▸ About this task:
Pull every line containing "found" from the listing below.

▸ Input data:
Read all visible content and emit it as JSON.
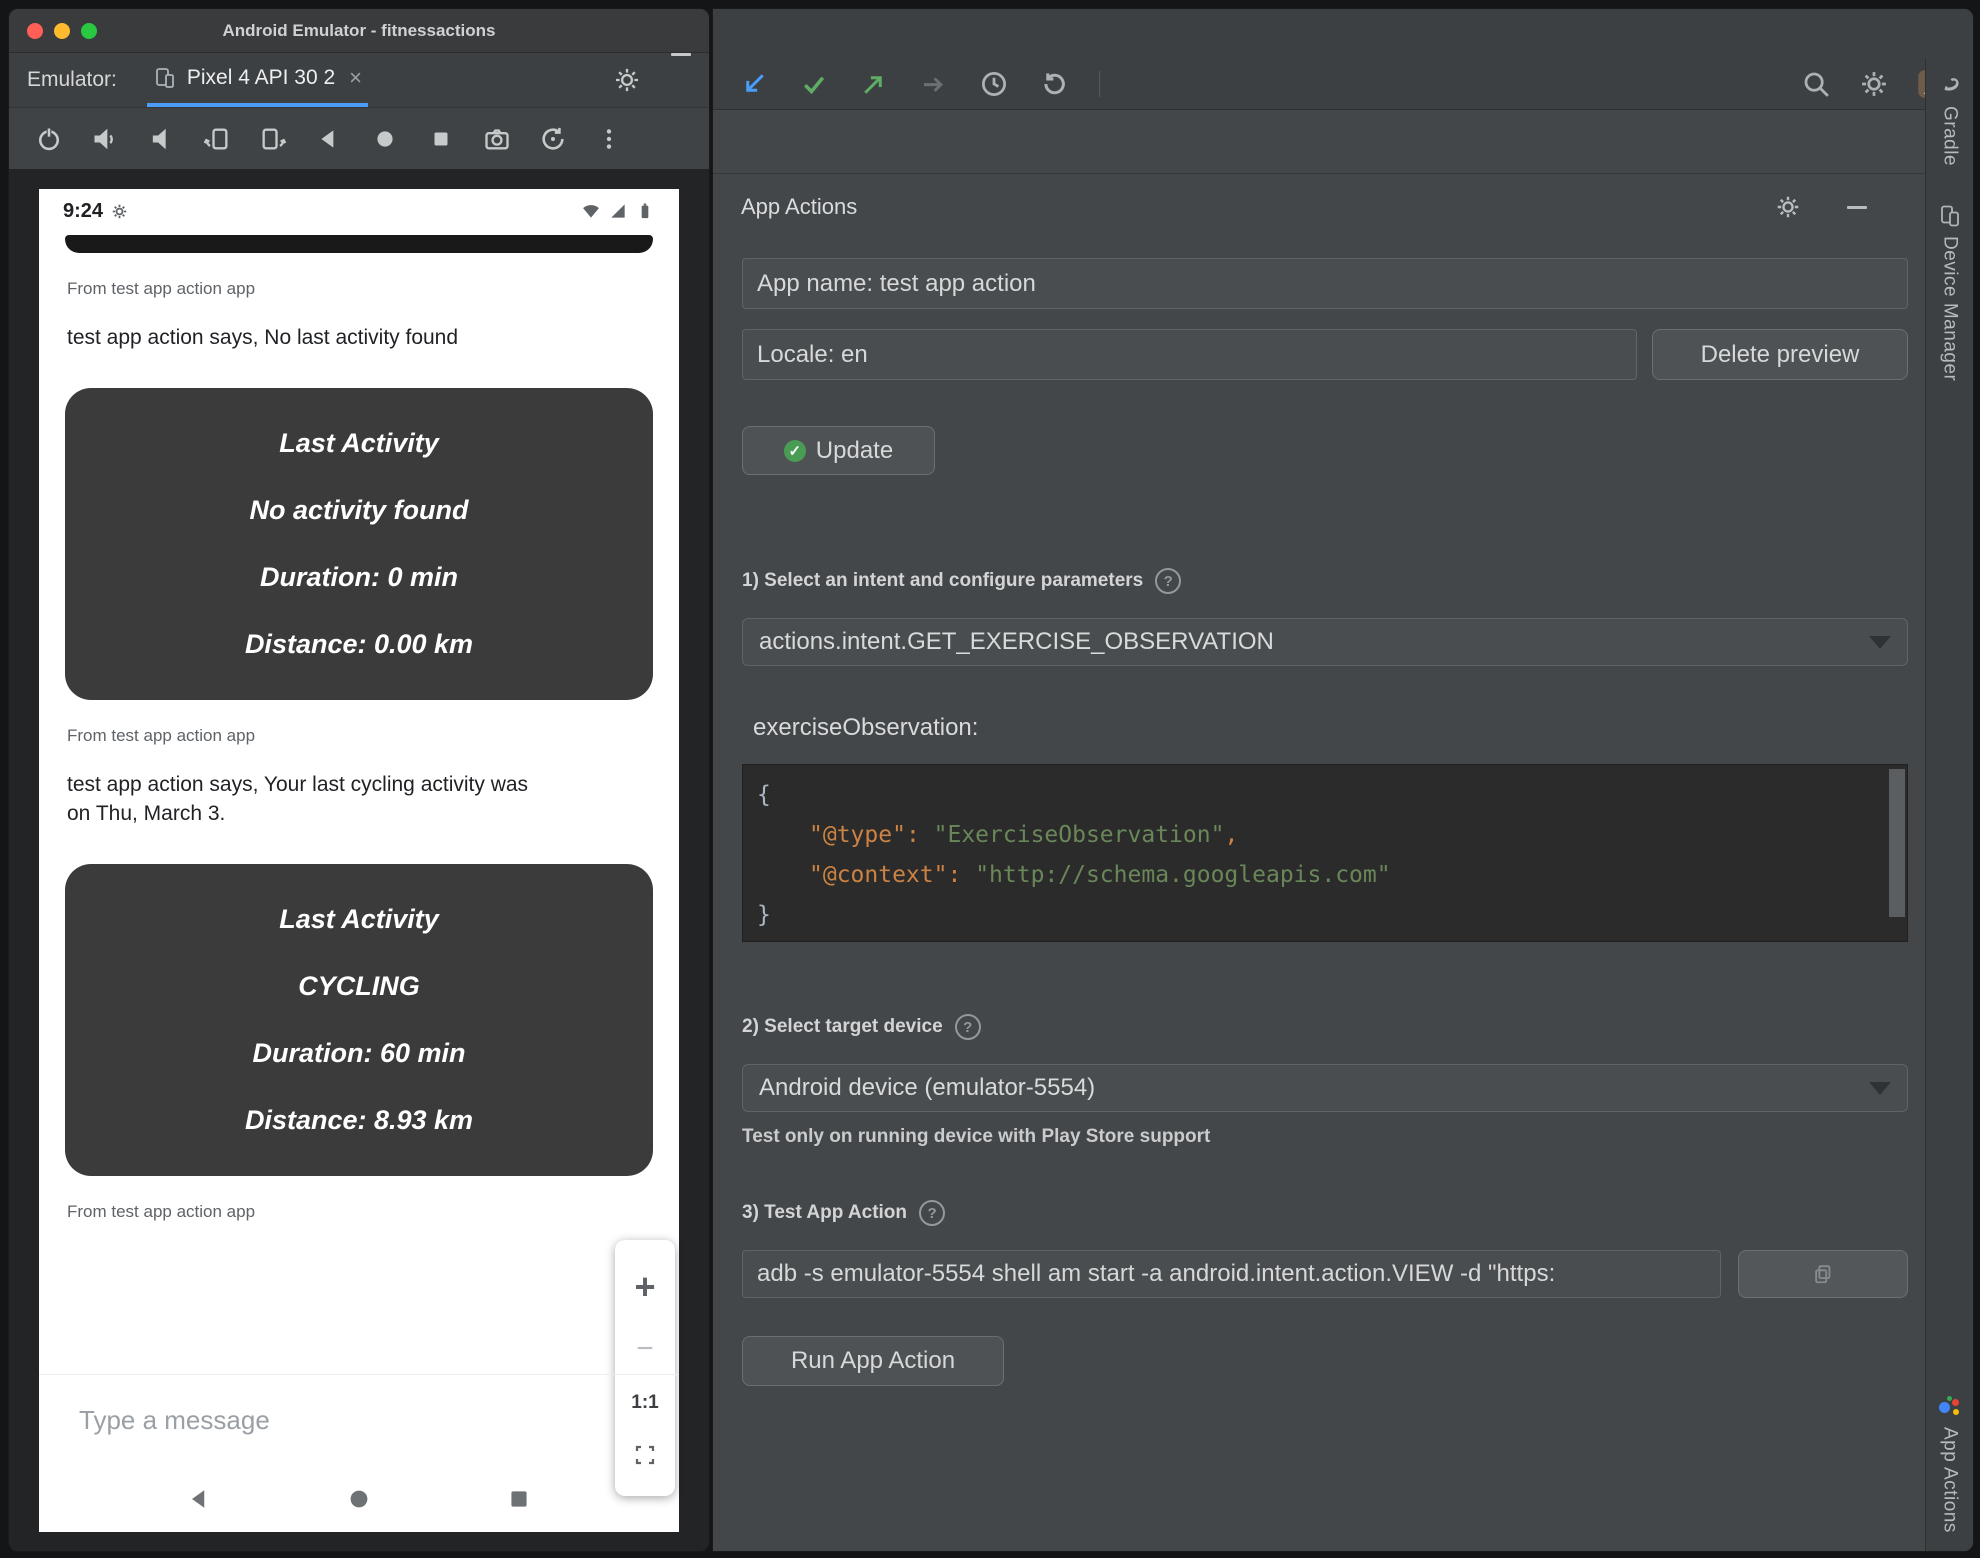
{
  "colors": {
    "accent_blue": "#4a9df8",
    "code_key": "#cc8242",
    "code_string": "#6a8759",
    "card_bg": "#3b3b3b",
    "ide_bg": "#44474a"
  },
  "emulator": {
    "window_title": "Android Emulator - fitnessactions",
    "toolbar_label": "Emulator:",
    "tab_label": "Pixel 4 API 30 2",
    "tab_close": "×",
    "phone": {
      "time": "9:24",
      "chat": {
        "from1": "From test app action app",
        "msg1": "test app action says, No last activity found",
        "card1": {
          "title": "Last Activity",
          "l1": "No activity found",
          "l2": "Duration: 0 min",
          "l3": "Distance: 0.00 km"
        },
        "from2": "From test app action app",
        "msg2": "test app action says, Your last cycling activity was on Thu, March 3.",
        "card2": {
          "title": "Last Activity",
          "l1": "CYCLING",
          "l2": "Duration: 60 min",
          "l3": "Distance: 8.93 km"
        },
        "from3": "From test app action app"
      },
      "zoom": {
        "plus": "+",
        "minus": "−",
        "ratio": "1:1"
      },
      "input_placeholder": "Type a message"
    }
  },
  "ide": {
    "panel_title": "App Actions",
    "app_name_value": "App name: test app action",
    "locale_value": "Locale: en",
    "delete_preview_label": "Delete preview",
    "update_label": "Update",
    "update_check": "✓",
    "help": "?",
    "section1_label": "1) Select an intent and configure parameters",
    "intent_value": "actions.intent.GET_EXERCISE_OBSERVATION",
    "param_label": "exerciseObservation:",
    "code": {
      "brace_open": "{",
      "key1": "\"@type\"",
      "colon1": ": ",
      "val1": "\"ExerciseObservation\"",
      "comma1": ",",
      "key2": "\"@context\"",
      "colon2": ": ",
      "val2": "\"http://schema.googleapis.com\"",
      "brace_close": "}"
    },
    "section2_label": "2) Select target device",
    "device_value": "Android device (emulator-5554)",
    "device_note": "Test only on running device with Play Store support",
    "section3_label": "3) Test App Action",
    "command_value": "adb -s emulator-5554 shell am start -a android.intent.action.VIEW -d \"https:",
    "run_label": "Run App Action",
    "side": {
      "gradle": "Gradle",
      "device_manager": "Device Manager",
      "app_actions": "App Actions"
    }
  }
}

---

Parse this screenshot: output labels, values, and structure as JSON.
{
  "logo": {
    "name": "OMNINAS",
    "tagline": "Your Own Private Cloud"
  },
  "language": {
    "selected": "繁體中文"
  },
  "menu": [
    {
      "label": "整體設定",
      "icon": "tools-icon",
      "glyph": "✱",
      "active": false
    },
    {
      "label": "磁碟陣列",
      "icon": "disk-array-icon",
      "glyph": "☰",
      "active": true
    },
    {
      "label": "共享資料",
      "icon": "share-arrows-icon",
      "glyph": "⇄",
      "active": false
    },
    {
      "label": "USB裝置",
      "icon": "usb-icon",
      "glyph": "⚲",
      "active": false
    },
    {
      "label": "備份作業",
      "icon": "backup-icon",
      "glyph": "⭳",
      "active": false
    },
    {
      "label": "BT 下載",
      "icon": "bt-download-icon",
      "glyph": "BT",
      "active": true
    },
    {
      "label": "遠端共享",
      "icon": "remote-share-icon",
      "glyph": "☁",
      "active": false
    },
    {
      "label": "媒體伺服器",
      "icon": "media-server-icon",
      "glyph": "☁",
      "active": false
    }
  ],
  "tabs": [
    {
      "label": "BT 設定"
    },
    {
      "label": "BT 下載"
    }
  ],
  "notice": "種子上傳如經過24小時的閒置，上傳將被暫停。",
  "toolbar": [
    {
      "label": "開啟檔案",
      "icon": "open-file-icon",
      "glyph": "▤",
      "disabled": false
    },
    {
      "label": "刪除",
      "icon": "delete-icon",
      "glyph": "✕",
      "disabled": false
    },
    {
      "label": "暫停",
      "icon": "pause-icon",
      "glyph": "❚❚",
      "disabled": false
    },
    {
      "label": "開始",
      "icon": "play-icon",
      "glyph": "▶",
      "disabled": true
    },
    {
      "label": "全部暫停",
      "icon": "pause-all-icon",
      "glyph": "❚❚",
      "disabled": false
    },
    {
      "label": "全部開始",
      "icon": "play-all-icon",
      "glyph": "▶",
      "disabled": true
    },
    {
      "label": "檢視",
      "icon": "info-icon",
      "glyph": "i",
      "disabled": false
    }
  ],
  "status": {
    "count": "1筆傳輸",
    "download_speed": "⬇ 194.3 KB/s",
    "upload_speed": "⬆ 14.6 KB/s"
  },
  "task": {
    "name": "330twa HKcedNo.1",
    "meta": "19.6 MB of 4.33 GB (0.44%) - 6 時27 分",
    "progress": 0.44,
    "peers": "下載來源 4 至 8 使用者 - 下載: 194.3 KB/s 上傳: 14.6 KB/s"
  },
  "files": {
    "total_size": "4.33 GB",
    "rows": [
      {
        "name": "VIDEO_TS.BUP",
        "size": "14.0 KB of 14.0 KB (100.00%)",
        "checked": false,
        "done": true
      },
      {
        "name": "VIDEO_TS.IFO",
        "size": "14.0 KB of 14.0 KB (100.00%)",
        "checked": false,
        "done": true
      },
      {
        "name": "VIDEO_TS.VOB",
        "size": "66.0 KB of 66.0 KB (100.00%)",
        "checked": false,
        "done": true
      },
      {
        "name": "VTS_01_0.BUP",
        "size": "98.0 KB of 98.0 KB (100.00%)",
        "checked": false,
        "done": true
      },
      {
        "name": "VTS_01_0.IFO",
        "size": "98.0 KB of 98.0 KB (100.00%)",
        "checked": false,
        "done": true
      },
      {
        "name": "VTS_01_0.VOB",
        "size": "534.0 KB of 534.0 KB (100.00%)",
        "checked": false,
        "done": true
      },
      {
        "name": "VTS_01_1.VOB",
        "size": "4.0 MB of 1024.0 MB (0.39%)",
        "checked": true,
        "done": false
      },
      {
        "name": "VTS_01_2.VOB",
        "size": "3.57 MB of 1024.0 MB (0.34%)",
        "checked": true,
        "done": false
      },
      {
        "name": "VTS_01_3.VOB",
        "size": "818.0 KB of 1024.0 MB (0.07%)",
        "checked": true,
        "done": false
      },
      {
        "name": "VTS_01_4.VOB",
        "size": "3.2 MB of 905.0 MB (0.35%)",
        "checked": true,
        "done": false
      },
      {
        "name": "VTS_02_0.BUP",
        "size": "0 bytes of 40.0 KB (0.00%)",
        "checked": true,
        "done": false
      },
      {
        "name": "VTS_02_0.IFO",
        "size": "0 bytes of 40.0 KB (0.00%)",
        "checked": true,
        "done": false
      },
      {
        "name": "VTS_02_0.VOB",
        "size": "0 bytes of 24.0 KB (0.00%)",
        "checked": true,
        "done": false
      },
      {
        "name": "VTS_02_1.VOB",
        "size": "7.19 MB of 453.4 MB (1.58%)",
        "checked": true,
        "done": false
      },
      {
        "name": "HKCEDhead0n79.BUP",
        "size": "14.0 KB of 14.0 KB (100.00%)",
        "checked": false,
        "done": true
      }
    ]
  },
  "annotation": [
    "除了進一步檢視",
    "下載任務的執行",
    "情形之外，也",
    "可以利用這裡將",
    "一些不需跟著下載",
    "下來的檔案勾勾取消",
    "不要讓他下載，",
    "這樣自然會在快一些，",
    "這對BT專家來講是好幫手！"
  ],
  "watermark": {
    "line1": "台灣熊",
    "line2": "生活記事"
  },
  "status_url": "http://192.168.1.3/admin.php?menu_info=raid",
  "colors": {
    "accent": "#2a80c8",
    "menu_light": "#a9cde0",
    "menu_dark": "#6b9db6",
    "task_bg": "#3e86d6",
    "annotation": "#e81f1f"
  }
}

▸ Response:
        "msg1": "test app action says, No last activity found",
          "l1": "No activity found",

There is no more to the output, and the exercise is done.